The number of “blank and spoiled” ballots in Terhan was unusually high, even higher than the votes cast for the second-placed candidate. These ballots totaled 413,000 or 12 percent of all votes cast. Nationally, too, more than 4 million “blank and null” votes were cast, or about 14% of all ballots. The high number of “blank and spoiled” ballots reflected strong feelings about the election, the state of the economy after more than two years of severe economic recession following punitive US sanctions and murder. hundreds of protesters by security forces since December 2017.

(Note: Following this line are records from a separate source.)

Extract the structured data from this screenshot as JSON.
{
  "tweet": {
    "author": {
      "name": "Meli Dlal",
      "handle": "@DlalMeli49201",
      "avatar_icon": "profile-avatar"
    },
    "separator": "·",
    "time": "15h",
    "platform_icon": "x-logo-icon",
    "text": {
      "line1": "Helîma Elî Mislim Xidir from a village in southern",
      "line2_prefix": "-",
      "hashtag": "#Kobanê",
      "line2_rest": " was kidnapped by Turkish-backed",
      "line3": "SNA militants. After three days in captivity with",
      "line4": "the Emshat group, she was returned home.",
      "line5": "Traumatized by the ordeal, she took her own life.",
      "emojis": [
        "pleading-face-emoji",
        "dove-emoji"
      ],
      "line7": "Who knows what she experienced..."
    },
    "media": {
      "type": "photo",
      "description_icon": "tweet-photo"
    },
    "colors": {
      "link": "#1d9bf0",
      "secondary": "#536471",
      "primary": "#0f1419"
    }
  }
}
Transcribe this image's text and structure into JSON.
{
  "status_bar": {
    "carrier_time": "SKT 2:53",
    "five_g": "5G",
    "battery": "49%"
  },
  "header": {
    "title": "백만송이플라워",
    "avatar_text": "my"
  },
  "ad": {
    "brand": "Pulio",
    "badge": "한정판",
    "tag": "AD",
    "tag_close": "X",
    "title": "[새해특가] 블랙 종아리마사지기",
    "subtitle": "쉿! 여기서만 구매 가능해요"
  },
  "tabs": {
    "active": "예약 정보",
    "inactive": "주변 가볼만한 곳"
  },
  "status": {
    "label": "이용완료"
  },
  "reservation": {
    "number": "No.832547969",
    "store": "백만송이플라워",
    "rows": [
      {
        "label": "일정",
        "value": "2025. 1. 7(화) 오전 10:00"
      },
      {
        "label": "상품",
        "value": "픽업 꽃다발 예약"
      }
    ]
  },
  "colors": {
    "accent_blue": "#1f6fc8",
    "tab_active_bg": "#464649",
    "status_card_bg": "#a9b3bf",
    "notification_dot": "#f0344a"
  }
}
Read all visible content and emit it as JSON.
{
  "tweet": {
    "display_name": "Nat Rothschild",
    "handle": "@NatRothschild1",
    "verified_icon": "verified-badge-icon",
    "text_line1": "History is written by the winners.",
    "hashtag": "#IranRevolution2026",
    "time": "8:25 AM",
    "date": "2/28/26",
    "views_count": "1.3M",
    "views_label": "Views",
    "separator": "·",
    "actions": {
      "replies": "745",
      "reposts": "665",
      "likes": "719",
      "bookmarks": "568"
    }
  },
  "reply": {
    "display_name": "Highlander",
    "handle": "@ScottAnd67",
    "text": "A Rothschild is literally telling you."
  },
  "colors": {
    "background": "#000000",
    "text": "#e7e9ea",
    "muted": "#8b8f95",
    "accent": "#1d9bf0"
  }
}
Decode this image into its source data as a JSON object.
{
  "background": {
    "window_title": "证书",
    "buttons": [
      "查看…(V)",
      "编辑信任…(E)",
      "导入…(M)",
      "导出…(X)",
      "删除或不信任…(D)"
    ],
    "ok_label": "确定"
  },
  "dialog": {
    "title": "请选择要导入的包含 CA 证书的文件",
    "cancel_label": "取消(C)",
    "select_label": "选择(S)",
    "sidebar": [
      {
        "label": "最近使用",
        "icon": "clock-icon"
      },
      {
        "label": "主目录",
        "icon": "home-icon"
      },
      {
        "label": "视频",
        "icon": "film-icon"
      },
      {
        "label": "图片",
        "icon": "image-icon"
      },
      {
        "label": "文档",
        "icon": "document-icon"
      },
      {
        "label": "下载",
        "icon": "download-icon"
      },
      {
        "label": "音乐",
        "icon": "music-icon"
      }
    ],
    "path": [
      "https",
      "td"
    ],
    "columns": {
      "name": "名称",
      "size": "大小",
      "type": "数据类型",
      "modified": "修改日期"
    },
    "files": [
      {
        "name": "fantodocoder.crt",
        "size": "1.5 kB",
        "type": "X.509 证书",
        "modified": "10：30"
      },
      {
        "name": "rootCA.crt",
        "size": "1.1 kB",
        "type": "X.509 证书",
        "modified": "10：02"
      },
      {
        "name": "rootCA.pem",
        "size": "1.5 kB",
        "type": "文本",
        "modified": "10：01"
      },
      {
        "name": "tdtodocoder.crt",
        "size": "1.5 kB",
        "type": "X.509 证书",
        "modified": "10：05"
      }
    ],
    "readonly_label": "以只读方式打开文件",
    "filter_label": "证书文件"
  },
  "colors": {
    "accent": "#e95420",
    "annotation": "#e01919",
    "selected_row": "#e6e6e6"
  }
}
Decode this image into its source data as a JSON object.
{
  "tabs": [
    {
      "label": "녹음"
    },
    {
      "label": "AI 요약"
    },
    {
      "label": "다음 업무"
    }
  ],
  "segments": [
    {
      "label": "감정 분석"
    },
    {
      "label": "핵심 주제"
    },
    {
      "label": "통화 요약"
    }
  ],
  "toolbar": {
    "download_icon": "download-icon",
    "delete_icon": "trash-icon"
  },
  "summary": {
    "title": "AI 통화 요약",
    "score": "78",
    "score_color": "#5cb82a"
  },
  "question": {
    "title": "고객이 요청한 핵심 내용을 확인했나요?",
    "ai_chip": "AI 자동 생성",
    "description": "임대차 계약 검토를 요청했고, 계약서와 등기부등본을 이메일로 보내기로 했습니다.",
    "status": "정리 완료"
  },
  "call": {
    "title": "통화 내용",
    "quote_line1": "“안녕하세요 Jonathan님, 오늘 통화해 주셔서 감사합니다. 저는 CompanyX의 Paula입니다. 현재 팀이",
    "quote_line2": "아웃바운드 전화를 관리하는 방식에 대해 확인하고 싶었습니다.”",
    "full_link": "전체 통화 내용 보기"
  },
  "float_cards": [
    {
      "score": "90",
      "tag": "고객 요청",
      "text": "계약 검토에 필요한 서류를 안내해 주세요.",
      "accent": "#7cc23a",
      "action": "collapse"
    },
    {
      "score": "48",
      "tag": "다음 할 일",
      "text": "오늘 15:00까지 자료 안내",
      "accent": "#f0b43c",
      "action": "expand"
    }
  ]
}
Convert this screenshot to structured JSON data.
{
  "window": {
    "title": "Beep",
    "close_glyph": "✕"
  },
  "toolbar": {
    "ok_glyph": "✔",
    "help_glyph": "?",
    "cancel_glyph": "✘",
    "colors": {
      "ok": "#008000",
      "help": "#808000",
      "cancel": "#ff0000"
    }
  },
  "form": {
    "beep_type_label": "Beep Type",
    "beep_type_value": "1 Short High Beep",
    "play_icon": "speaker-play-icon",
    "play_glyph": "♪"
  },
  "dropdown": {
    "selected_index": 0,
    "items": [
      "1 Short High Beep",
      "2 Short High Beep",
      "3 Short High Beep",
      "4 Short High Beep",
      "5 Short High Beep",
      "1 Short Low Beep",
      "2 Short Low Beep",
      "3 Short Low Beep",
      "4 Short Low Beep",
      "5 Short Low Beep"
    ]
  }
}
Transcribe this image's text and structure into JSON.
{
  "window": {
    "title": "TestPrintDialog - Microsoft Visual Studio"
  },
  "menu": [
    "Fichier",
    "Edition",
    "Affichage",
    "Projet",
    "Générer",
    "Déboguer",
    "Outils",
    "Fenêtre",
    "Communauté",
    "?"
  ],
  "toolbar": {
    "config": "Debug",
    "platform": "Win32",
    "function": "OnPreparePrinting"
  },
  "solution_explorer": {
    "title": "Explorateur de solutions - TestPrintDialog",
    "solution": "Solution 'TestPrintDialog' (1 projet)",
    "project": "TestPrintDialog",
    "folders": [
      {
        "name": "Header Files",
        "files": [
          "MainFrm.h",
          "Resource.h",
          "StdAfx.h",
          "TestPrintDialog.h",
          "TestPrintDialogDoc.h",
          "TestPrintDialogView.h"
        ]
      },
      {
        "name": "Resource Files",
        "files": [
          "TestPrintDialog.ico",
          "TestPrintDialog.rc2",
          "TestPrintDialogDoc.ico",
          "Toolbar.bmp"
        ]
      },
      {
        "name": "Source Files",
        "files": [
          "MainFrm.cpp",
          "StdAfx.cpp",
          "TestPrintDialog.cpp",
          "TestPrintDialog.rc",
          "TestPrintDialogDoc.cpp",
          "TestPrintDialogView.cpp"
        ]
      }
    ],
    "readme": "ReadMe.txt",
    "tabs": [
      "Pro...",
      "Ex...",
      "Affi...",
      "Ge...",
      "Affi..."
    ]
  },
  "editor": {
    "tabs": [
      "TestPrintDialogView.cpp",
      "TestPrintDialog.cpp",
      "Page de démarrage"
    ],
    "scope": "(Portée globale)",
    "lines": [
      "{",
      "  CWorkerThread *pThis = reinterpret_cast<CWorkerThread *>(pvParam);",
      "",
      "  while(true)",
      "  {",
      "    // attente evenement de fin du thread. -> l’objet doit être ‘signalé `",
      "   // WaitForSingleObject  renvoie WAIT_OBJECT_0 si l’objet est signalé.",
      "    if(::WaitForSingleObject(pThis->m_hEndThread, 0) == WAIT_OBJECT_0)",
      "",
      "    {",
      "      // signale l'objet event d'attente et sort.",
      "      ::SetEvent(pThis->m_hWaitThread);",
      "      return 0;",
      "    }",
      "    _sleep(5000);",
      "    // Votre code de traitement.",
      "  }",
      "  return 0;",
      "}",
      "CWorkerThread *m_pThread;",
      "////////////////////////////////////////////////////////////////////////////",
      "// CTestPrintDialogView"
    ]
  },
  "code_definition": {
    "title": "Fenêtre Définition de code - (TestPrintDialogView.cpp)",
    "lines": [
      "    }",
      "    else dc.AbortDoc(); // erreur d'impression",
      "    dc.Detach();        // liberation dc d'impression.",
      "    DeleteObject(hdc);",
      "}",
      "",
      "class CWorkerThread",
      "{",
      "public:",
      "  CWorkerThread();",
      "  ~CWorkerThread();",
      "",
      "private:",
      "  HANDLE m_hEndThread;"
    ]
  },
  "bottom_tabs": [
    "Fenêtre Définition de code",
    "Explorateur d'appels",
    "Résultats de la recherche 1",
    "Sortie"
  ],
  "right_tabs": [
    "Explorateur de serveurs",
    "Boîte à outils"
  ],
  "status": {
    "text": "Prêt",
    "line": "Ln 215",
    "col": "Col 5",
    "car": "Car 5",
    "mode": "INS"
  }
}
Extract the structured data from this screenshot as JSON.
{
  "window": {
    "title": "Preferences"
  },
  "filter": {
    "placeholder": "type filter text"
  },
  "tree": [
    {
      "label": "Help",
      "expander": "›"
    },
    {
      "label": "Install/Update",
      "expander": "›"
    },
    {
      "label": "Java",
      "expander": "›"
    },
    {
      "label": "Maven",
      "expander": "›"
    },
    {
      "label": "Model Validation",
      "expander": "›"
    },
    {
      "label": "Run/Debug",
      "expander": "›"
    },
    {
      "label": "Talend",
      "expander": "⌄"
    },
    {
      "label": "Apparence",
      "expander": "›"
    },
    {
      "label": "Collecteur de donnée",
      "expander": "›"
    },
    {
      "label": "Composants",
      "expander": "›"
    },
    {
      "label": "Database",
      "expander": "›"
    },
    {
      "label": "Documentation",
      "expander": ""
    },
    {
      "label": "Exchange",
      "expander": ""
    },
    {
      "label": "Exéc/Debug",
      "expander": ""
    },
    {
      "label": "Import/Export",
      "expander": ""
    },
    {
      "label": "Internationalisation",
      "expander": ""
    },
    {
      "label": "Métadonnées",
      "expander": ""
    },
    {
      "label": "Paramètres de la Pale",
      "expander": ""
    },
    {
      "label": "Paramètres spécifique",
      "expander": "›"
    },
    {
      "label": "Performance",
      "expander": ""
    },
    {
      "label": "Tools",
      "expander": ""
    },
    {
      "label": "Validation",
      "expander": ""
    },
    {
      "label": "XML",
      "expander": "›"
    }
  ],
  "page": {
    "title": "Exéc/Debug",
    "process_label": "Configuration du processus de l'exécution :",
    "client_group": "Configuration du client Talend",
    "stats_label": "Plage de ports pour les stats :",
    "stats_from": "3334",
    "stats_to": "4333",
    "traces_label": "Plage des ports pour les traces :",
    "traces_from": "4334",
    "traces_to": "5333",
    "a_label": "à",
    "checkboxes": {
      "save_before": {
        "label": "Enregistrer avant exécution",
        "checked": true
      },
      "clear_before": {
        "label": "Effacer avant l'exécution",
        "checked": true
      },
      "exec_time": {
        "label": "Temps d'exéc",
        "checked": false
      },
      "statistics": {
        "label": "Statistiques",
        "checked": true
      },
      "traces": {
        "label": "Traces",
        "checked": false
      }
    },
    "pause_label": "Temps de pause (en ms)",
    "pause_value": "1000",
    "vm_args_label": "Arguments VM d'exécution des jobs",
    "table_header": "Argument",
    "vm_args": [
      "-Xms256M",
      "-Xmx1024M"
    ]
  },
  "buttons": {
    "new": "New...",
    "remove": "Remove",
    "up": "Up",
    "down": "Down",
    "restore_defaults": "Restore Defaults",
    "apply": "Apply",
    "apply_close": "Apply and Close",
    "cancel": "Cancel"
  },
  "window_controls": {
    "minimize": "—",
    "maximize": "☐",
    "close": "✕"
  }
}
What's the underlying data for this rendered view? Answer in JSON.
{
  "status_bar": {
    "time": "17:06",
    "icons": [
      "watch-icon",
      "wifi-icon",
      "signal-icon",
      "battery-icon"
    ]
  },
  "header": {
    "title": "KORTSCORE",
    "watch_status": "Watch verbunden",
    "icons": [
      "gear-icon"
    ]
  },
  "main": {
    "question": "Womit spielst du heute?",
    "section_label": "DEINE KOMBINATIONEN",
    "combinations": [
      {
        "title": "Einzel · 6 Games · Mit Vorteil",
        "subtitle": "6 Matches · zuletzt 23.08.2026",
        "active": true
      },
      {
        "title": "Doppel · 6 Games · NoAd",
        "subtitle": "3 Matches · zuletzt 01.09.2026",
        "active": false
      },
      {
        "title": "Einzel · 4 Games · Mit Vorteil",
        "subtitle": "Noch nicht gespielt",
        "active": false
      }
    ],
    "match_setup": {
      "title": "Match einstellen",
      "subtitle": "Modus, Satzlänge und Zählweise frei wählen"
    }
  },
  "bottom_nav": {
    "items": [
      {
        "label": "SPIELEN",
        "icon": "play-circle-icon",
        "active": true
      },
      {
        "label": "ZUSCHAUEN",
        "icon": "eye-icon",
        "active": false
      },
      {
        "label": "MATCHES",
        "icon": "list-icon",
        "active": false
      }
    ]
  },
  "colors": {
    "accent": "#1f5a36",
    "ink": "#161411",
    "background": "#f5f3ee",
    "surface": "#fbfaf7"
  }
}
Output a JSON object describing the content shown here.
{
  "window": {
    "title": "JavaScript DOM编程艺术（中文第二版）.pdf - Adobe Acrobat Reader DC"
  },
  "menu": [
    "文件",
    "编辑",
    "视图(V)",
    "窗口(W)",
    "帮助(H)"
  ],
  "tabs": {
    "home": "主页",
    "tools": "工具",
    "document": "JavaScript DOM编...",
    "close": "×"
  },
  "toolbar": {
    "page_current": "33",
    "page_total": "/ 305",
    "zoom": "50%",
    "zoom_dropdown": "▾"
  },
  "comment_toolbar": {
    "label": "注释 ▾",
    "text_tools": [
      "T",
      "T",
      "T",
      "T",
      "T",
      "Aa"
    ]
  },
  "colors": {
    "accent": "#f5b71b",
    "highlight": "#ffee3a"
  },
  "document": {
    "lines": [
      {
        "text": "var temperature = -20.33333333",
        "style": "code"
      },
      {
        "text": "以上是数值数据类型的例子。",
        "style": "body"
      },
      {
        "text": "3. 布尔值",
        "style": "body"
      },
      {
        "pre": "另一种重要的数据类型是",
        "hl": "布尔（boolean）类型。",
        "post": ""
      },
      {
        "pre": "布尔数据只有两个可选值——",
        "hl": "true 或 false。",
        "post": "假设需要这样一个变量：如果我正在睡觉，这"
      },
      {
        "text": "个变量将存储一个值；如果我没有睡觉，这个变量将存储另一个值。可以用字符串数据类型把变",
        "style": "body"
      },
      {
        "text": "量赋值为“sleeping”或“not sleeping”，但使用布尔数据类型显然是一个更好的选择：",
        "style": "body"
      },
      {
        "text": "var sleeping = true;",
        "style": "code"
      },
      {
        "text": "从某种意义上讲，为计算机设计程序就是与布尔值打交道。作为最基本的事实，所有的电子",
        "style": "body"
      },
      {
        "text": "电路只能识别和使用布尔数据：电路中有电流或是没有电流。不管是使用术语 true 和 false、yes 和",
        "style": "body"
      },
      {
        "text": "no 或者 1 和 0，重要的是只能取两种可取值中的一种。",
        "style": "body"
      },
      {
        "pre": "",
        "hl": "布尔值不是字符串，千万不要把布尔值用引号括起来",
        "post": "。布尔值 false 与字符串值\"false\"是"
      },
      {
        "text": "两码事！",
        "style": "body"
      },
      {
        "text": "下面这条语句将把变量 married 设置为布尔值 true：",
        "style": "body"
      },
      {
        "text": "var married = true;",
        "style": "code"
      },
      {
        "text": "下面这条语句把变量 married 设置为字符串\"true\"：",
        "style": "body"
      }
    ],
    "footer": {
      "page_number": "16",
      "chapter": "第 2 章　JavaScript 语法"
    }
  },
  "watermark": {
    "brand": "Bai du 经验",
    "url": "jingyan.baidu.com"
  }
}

Supreme Leader Ali Khamenei, who religiously banned blank voting, said the election results marked a victory for the Iranian nation in the face of “enemy propaganda” and called the Iranians’ participation in the ballot “epic.” .
With 59 million eligible voters, the turnout was 48.8%, the lowest ever recorded in Iranian presidential elections, below the minimum of 51% in 1989. Iranian media reported point numbers percentage rather than numbers, apparently to minimize low turnout.
Some commentators told Iran International that most of the spoiled ballots were “no vote” for the Islamic Republic. Others have suggested they are protesting the Guardian Council’s watchdog that does not allow candidates to privilege figures like former President Mahmoud Ahmadinejad or former parliament speaker Ali Larijani.
Separately, the Tasnim news agency reported on Sunday that most of the main candidates in the local elections in Tehran, who appear on a list drawn up by former mayor Mohammad-Bagher Ghalibaf, have obtained a place in the next city council. Ghalibaf is currently speaker of parliament. In 2017, reformists overwhelmingly won municipal elections and appointed reformist Pirouz Hanachi mayor.
Tehran province had a population of 13,267,000 and the capital 8,693,000 at the last census in 2016. Tehran’s population, according to government statistics, has increased by 6.6% since the last census.